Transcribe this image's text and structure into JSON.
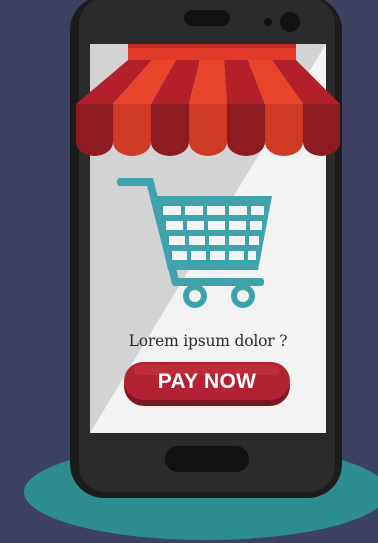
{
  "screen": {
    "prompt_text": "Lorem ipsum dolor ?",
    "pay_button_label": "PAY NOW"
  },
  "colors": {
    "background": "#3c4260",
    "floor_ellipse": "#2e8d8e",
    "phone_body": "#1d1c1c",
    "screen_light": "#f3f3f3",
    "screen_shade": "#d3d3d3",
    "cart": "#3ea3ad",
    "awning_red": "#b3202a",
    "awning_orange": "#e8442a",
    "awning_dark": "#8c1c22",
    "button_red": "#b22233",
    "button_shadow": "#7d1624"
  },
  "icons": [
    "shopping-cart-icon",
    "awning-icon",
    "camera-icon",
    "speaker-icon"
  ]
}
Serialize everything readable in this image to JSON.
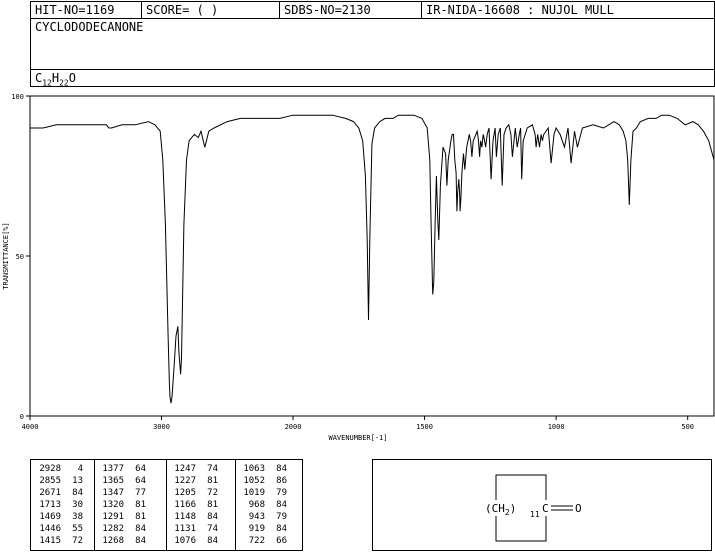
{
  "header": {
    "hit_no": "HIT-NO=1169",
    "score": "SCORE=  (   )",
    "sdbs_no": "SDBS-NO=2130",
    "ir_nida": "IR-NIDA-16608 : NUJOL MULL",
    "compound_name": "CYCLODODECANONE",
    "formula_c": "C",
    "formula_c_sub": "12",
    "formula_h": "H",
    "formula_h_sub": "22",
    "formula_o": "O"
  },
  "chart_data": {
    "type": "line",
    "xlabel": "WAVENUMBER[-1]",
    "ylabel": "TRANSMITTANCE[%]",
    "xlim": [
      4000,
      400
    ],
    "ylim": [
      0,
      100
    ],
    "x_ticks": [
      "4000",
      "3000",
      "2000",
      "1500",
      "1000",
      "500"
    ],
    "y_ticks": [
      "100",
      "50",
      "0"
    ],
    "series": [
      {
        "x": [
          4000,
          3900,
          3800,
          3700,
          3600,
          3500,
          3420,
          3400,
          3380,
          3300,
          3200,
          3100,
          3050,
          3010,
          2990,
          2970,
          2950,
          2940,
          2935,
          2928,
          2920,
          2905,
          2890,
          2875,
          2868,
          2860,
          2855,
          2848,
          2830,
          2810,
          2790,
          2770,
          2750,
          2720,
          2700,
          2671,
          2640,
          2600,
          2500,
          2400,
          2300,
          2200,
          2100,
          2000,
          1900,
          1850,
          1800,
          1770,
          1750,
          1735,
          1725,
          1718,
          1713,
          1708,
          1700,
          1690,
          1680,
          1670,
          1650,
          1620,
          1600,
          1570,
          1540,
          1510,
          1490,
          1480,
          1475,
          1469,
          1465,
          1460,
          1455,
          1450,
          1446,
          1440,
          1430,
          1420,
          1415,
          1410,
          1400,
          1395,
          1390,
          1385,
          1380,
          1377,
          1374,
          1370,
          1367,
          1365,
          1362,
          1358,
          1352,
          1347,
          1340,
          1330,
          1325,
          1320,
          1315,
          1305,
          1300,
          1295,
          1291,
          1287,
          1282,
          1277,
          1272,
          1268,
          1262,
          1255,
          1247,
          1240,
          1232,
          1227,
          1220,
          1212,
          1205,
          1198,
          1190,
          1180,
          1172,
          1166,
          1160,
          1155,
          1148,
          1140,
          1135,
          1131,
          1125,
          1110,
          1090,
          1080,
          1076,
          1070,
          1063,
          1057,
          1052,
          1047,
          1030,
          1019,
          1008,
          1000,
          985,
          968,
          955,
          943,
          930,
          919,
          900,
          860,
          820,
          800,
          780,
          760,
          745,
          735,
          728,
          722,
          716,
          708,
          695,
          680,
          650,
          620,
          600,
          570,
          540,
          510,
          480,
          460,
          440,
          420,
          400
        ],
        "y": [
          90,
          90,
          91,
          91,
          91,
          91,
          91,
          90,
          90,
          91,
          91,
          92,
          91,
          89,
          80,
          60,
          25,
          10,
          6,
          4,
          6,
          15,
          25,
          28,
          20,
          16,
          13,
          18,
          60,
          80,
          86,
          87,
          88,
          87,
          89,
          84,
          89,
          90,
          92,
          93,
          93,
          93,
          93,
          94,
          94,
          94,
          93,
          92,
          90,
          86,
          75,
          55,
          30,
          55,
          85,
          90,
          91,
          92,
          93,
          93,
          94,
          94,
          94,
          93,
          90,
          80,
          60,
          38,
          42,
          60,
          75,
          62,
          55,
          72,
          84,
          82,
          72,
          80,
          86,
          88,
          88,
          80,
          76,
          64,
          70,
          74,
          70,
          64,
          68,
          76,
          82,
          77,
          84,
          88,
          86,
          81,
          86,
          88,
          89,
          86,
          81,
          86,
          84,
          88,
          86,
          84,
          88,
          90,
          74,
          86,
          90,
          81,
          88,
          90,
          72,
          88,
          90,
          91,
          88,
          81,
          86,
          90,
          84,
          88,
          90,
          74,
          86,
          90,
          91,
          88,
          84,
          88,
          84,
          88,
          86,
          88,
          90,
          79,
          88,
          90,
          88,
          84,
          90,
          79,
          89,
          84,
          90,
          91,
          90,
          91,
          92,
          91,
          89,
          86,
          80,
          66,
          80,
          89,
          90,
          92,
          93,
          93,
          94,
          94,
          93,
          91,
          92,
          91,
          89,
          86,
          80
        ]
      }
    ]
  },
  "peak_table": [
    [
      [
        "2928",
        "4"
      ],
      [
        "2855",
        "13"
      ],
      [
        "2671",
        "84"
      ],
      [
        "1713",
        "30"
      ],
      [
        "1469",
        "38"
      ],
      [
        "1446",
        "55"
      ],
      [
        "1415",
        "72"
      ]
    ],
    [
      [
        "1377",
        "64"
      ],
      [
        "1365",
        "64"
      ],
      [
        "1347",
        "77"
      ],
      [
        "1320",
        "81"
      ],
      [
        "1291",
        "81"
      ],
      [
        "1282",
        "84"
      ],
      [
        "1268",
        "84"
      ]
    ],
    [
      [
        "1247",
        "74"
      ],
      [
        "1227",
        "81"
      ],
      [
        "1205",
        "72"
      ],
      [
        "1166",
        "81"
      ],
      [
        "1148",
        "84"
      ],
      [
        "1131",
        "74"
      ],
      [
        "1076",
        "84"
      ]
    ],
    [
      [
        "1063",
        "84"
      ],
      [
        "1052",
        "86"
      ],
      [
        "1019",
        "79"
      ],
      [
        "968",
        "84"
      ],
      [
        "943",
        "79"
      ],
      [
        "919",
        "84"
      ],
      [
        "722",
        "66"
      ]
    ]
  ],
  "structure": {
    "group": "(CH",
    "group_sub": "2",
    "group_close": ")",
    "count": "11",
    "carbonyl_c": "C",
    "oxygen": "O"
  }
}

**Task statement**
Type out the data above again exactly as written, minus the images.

**Solution below**
Transcribe this image's text and structure into JSON.
{
  "screen": {
    "prompt_text": "Lorem ipsum dolor ?",
    "pay_button_label": "PAY NOW"
  },
  "colors": {
    "background": "#3c4260",
    "floor_ellipse": "#2e8d8e",
    "phone_body": "#1d1c1c",
    "screen_light": "#f3f3f3",
    "screen_shade": "#d3d3d3",
    "cart": "#3ea3ad",
    "awning_red": "#b3202a",
    "awning_orange": "#e8442a",
    "awning_dark": "#8c1c22",
    "button_red": "#b22233",
    "button_shadow": "#7d1624"
  },
  "icons": [
    "shopping-cart-icon",
    "awning-icon",
    "camera-icon",
    "speaker-icon"
  ]
}
Serialize everything readable in this image to JSON.
{
  "header": {
    "hit_no": "HIT-NO=1169",
    "score": "SCORE=  (   )",
    "sdbs_no": "SDBS-NO=2130",
    "ir_nida": "IR-NIDA-16608 : NUJOL MULL",
    "compound_name": "CYCLODODECANONE",
    "formula_c": "C",
    "formula_c_sub": "12",
    "formula_h": "H",
    "formula_h_sub": "22",
    "formula_o": "O"
  },
  "chart_data": {
    "type": "line",
    "xlabel": "WAVENUMBER[-1]",
    "ylabel": "TRANSMITTANCE[%]",
    "xlim": [
      4000,
      400
    ],
    "ylim": [
      0,
      100
    ],
    "x_ticks": [
      "4000",
      "3000",
      "2000",
      "1500",
      "1000",
      "500"
    ],
    "y_ticks": [
      "100",
      "50",
      "0"
    ],
    "series": [
      {
        "x": [
          4000,
          3900,
          3800,
          3700,
          3600,
          3500,
          3420,
          3400,
          3380,
          3300,
          3200,
          3100,
          3050,
          3010,
          2990,
          2970,
          2950,
          2940,
          2935,
          2928,
          2920,
          2905,
          2890,
          2875,
          2868,
          2860,
          2855,
          2848,
          2830,
          2810,
          2790,
          2770,
          2750,
          2720,
          2700,
          2671,
          2640,
          2600,
          2500,
          2400,
          2300,
          2200,
          2100,
          2000,
          1900,
          1850,
          1800,
          1770,
          1750,
          1735,
          1725,
          1718,
          1713,
          1708,
          1700,
          1690,
          1680,
          1670,
          1650,
          1620,
          1600,
          1570,
          1540,
          1510,
          1490,
          1480,
          1475,
          1469,
          1465,
          1460,
          1455,
          1450,
          1446,
          1440,
          1430,
          1420,
          1415,
          1410,
          1400,
          1395,
          1390,
          1385,
          1380,
          1377,
          1374,
          1370,
          1367,
          1365,
          1362,
          1358,
          1352,
          1347,
          1340,
          1330,
          1325,
          1320,
          1315,
          1305,
          1300,
          1295,
          1291,
          1287,
          1282,
          1277,
          1272,
          1268,
          1262,
          1255,
          1247,
          1240,
          1232,
          1227,
          1220,
          1212,
          1205,
          1198,
          1190,
          1180,
          1172,
          1166,
          1160,
          1155,
          1148,
          1140,
          1135,
          1131,
          1125,
          1110,
          1090,
          1080,
          1076,
          1070,
          1063,
          1057,
          1052,
          1047,
          1030,
          1019,
          1008,
          1000,
          985,
          968,
          955,
          943,
          930,
          919,
          900,
          860,
          820,
          800,
          780,
          760,
          745,
          735,
          728,
          722,
          716,
          708,
          695,
          680,
          650,
          620,
          600,
          570,
          540,
          510,
          480,
          460,
          440,
          420,
          400
        ],
        "y": [
          90,
          90,
          91,
          91,
          91,
          91,
          91,
          90,
          90,
          91,
          91,
          92,
          91,
          89,
          80,
          60,
          25,
          10,
          6,
          4,
          6,
          15,
          25,
          28,
          20,
          16,
          13,
          18,
          60,
          80,
          86,
          87,
          88,
          87,
          89,
          84,
          89,
          90,
          92,
          93,
          93,
          93,
          93,
          94,
          94,
          94,
          93,
          92,
          90,
          86,
          75,
          55,
          30,
          55,
          85,
          90,
          91,
          92,
          93,
          93,
          94,
          94,
          94,
          93,
          90,
          80,
          60,
          38,
          42,
          60,
          75,
          62,
          55,
          72,
          84,
          82,
          72,
          80,
          86,
          88,
          88,
          80,
          76,
          64,
          70,
          74,
          70,
          64,
          68,
          76,
          82,
          77,
          84,
          88,
          86,
          81,
          86,
          88,
          89,
          86,
          81,
          86,
          84,
          88,
          86,
          84,
          88,
          90,
          74,
          86,
          90,
          81,
          88,
          90,
          72,
          88,
          90,
          91,
          88,
          81,
          86,
          90,
          84,
          88,
          90,
          74,
          86,
          90,
          91,
          88,
          84,
          88,
          84,
          88,
          86,
          88,
          90,
          79,
          88,
          90,
          88,
          84,
          90,
          79,
          89,
          84,
          90,
          91,
          90,
          91,
          92,
          91,
          89,
          86,
          80,
          66,
          80,
          89,
          90,
          92,
          93,
          93,
          94,
          94,
          93,
          91,
          92,
          91,
          89,
          86,
          80
        ]
      }
    ]
  },
  "peak_table": [
    [
      [
        "2928",
        "4"
      ],
      [
        "2855",
        "13"
      ],
      [
        "2671",
        "84"
      ],
      [
        "1713",
        "30"
      ],
      [
        "1469",
        "38"
      ],
      [
        "1446",
        "55"
      ],
      [
        "1415",
        "72"
      ]
    ],
    [
      [
        "1377",
        "64"
      ],
      [
        "1365",
        "64"
      ],
      [
        "1347",
        "77"
      ],
      [
        "1320",
        "81"
      ],
      [
        "1291",
        "81"
      ],
      [
        "1282",
        "84"
      ],
      [
        "1268",
        "84"
      ]
    ],
    [
      [
        "1247",
        "74"
      ],
      [
        "1227",
        "81"
      ],
      [
        "1205",
        "72"
      ],
      [
        "1166",
        "81"
      ],
      [
        "1148",
        "84"
      ],
      [
        "1131",
        "74"
      ],
      [
        "1076",
        "84"
      ]
    ],
    [
      [
        "1063",
        "84"
      ],
      [
        "1052",
        "86"
      ],
      [
        "1019",
        "79"
      ],
      [
        "968",
        "84"
      ],
      [
        "943",
        "79"
      ],
      [
        "919",
        "84"
      ],
      [
        "722",
        "66"
      ]
    ]
  ],
  "structure": {
    "group": "(CH",
    "group_sub": "2",
    "group_close": ")",
    "count": "11",
    "carbonyl_c": "C",
    "oxygen": "O"
  }
}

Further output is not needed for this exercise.